It turns out the rule that says that food that is dropped on the floor is safe to eat if picked up within five seconds is a myth. Dr. Jorge Parada, medical director of the Loyola University Health System in Illinois, says that food dropped on the floor is contaminated immediately and cannot be sanitized.

Dr. Parada adds, though, that the amount and type of bacteria picked up depends on the object that is dropped and on what type of surface it falls. Some objects attract microbes more easily than others, he says, according to Health24. For example, Parada notes, a potato chip that falls on a table top that is fairly clean for a short second is less likely to spread bacteria than one that falls on the floor and is left there for a while.  Loyola adds that hard candy, too, is less likely to become contaminated than a slice of cheese.

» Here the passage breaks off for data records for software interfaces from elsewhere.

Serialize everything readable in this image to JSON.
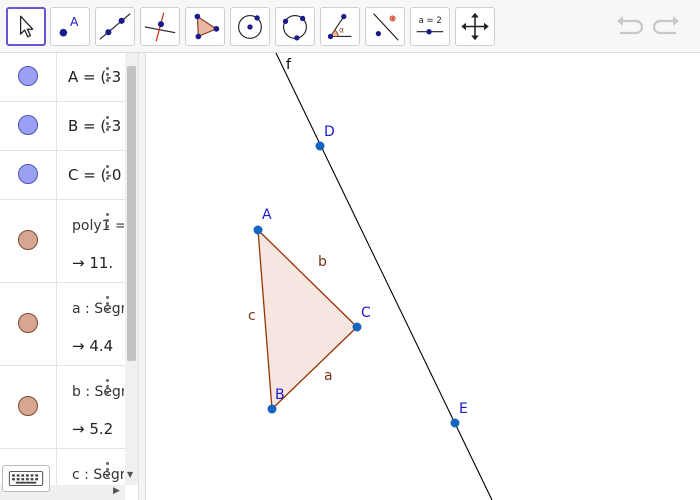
{
  "toolbar": {
    "tools": [
      {
        "name": "move-tool",
        "active": true
      },
      {
        "name": "point-tool",
        "glyph": "A"
      },
      {
        "name": "line-tool"
      },
      {
        "name": "perpendicular-line-tool"
      },
      {
        "name": "polygon-tool"
      },
      {
        "name": "circle-center-tool"
      },
      {
        "name": "circle-three-points-tool"
      },
      {
        "name": "angle-tool"
      },
      {
        "name": "reflect-tool"
      },
      {
        "name": "slider-tool",
        "glyph": "a = 2"
      },
      {
        "name": "move-graphics-view-tool"
      }
    ]
  },
  "algebra": {
    "rows": [
      {
        "kind": "point",
        "def": "A = (-3"
      },
      {
        "kind": "point",
        "def": "B = (-3"
      },
      {
        "kind": "point",
        "def": "C = (-0"
      },
      {
        "kind": "shape",
        "def": "poly1 =",
        "value": "→  11."
      },
      {
        "kind": "shape",
        "def": "a : Segm",
        "value": "→  4.4"
      },
      {
        "kind": "shape",
        "def": "b : Segm",
        "value": "→  5.2"
      },
      {
        "kind": "shape",
        "def": "c : Segm"
      }
    ]
  },
  "graphics": {
    "points": [
      {
        "label": "A"
      },
      {
        "label": "B"
      },
      {
        "label": "C"
      },
      {
        "label": "D"
      },
      {
        "label": "E"
      }
    ],
    "segments": [
      {
        "label": "a"
      },
      {
        "label": "b"
      },
      {
        "label": "c"
      }
    ],
    "line": {
      "label": "f"
    },
    "colors": {
      "point": "#1565c0",
      "point_label": "#1a1acc",
      "segment": "#993300",
      "polygon_fill": "#f5e6e1",
      "line": "#000000"
    }
  }
}
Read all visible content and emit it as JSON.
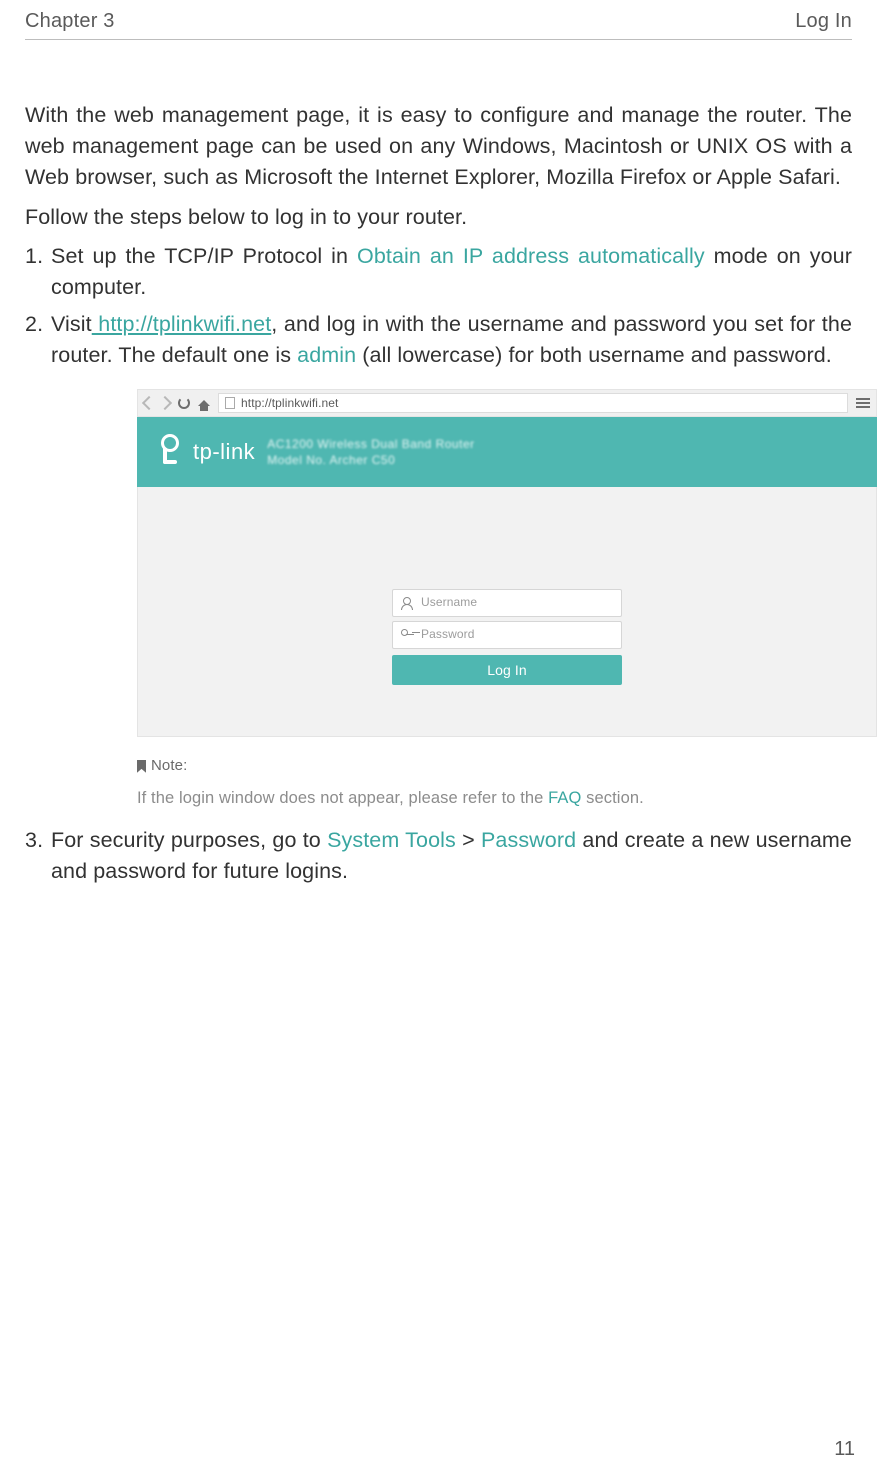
{
  "header": {
    "chapter": "Chapter 3",
    "title": "Log In"
  },
  "intro": "With the web management page, it is easy to configure and manage the router. The web management page can be used on any Windows, Macintosh or UNIX OS with a Web browser, such as Microsoft the Internet Explorer, Mozilla Firefox or Apple Safari.",
  "follow": "Follow the steps below to log in to your router.",
  "step1": {
    "pre": "Set up the TCP/IP Protocol in ",
    "teal": "Obtain an IP address automatically",
    "post": " mode on your computer."
  },
  "step2": {
    "pre": "Visit",
    "link": " http://tplinkwifi.net",
    "mid": ", and log in with the username and password you set for the router. The default one is ",
    "teal": "admin",
    "post": " (all lowercase) for both username and password."
  },
  "browser": {
    "url": "http://tplinkwifi.net"
  },
  "router": {
    "brand": "tp-link",
    "title_line1": "AC1200 Wireless Dual Band Router",
    "title_line2": "Model No. Archer C50"
  },
  "login": {
    "username_ph": "Username",
    "password_ph": "Password",
    "button": "Log In"
  },
  "note": {
    "label": "Note:",
    "pre": "If the login window does not appear, please refer to the ",
    "link": "FAQ",
    "post": " section."
  },
  "step3": {
    "pre": "For security purposes, go to ",
    "teal1": "System Tools",
    "gt": " > ",
    "teal2": "Password",
    "post": " and create a new username and password for future logins."
  },
  "page_number": "11"
}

Still, it is better to err on the side of caution and refrain from eating food under the five-second rule. Instead, Parada suggests a new rule: When in doubt, throw it out.

Copyright 2012 ABC News Radio


Want to Lose Weight? Cut Up Your Food

Polka Dot/Thinkstock(ZURICH, Switzerland) -- If you're looking to cut calories, you might start by cutting your food into smaller pieces. So suggests a study reported Tuesday in Zurich, Switzerland, at the international conference for the Society for the Study of Ingestive Behavior.

Arizona State University researchers gave 301 hungry college students either a whole bagel or the same bagel cut into four separate pieces. Twenty minutes later, both groups of students were treated to a free lunch.

What the researchers found was that the college students in both groups ended up eating roughly the same amount of each bagel; however the students that ate the bagel cut in four pieces ate roughly 25 percent less of their free lunch than the students who ate the uncut bagel.

The phenomenon appeared to hold true in animals as well. As part of the same study, the researchers also found that when hungry rats were given a choice to look for food either as a single large pellet or 30 small pellets, the rats ran faster and more frequently to the small pellets.

"Cutting up energy-dense meal foods into smaller pieces may be beneficial to dieters who wish to make their meal more satiating while also maintaining portion control," lead study author Devina Wadhera said in a news release.

Copyright 2012 ABC News Radio

ABC News Radio